Each line that contains the string "body" counts once; report how many such lines appear in the data, as a number only.
★ ★ ★ ★ ★
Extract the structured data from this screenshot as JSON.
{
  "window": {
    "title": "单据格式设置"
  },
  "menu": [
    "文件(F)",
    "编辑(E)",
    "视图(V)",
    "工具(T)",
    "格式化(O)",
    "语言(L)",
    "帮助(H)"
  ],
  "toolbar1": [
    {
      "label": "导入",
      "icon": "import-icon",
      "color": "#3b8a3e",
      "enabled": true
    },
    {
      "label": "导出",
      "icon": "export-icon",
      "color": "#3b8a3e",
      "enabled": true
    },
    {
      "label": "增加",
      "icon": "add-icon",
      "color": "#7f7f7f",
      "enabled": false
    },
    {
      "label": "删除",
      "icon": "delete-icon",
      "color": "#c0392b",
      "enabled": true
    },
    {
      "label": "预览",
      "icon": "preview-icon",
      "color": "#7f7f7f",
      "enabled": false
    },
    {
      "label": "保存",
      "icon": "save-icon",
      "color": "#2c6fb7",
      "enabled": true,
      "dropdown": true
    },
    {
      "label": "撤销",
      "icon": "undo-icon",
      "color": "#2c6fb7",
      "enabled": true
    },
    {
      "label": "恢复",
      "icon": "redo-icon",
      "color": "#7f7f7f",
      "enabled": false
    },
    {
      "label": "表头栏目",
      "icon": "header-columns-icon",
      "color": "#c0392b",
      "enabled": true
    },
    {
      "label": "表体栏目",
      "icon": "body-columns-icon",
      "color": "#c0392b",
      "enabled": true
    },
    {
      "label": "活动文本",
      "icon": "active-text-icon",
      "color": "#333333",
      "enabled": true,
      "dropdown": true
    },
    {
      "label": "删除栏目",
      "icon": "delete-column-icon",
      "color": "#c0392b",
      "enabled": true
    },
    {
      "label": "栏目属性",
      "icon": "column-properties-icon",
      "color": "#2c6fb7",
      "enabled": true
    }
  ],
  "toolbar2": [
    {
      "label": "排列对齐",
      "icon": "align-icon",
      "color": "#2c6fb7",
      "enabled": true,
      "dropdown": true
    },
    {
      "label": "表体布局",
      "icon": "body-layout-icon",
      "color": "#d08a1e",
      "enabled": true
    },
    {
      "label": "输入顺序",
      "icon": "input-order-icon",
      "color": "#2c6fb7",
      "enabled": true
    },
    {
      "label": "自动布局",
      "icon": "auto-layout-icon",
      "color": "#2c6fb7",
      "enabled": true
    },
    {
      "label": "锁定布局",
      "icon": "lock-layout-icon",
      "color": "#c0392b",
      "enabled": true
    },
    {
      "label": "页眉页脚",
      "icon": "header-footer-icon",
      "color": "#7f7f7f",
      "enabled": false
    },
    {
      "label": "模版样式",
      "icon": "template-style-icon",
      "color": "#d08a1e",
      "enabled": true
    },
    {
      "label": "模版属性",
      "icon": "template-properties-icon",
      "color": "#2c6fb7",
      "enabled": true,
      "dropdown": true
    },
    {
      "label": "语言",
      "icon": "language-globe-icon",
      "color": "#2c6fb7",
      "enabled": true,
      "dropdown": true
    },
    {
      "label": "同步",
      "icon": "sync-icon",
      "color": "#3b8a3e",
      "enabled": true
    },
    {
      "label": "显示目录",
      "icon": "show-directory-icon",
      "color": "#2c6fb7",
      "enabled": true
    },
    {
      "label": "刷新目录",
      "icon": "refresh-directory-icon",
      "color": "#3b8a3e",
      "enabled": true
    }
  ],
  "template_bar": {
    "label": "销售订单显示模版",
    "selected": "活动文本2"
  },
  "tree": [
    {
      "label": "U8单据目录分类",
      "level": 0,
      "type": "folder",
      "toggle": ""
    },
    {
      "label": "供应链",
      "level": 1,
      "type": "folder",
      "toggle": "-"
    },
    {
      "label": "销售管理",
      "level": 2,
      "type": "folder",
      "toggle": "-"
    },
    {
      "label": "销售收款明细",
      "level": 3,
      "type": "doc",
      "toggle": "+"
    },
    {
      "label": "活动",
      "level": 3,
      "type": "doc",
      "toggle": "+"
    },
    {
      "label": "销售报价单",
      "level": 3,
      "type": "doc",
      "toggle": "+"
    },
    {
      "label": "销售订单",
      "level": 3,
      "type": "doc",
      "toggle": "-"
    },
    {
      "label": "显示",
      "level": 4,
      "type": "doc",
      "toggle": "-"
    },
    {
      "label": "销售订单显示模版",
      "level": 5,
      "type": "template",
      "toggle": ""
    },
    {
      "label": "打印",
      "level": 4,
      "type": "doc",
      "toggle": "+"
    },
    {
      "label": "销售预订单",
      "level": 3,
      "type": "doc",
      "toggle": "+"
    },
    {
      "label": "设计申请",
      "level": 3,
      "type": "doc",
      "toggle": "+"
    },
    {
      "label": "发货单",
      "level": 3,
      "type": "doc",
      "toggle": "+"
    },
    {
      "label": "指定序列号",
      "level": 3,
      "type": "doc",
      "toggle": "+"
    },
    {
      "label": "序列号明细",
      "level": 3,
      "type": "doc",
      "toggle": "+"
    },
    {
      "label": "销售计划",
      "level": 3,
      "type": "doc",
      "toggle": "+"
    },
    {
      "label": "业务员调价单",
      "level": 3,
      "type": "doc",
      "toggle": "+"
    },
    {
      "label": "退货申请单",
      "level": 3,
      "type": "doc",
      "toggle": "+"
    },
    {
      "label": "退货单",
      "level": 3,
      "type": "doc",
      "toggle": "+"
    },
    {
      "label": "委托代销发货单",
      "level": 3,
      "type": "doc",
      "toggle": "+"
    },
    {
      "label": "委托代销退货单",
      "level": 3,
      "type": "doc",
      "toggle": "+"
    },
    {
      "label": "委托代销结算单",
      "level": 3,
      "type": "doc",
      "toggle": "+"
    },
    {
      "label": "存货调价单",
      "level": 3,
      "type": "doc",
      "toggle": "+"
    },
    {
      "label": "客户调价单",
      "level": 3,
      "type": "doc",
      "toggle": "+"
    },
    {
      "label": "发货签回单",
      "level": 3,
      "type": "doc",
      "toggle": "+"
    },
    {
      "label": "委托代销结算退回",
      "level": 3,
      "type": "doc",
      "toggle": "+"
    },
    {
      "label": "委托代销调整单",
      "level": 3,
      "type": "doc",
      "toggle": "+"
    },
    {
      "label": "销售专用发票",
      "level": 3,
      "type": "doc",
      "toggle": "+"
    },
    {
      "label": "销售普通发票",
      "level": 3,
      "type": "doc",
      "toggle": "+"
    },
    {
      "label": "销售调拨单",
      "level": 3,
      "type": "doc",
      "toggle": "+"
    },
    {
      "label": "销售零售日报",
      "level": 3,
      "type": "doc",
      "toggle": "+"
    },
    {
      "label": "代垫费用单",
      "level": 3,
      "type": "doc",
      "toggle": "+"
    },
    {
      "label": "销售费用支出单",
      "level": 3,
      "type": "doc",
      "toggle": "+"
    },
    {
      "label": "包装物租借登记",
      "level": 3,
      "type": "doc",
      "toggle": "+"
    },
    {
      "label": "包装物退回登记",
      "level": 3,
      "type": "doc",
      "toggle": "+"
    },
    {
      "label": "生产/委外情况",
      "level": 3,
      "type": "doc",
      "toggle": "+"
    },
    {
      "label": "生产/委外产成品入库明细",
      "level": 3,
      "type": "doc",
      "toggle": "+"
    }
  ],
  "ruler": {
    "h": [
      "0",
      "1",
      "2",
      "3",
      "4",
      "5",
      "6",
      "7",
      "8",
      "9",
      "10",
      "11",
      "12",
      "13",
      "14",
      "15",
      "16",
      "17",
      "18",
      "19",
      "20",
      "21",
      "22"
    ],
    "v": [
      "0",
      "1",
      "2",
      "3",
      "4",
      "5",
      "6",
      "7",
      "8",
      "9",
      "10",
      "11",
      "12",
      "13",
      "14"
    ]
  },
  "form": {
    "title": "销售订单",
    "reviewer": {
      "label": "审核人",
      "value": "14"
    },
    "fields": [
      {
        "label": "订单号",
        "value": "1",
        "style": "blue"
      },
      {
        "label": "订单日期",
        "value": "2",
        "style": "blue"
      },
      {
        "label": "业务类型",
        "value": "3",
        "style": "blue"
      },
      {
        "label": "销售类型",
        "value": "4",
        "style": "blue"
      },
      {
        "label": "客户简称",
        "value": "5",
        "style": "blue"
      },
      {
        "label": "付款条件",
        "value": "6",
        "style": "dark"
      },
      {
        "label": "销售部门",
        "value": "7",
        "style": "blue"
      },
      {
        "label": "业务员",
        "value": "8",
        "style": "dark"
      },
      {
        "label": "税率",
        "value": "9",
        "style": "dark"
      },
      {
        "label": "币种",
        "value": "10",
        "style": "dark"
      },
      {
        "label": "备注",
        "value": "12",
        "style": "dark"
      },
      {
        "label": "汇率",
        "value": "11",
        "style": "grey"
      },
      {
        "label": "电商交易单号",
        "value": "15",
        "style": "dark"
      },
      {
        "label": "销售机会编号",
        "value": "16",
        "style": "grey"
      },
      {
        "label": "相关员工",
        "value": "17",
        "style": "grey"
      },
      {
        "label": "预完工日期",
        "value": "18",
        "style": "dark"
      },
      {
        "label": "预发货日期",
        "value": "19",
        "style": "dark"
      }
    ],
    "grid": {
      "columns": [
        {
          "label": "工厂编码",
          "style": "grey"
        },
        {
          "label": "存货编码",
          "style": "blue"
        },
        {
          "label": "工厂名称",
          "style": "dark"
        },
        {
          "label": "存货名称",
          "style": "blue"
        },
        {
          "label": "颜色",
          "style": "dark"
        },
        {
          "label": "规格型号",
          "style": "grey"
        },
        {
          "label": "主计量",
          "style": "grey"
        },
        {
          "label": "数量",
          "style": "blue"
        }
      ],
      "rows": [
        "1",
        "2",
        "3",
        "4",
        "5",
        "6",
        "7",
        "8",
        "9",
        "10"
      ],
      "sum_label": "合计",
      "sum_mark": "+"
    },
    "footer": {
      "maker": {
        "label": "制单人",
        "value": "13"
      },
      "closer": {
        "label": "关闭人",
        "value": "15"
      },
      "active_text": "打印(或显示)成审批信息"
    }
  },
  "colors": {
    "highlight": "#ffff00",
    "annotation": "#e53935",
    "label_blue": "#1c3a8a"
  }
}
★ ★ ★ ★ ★
### WRITTEN SOLUTION
2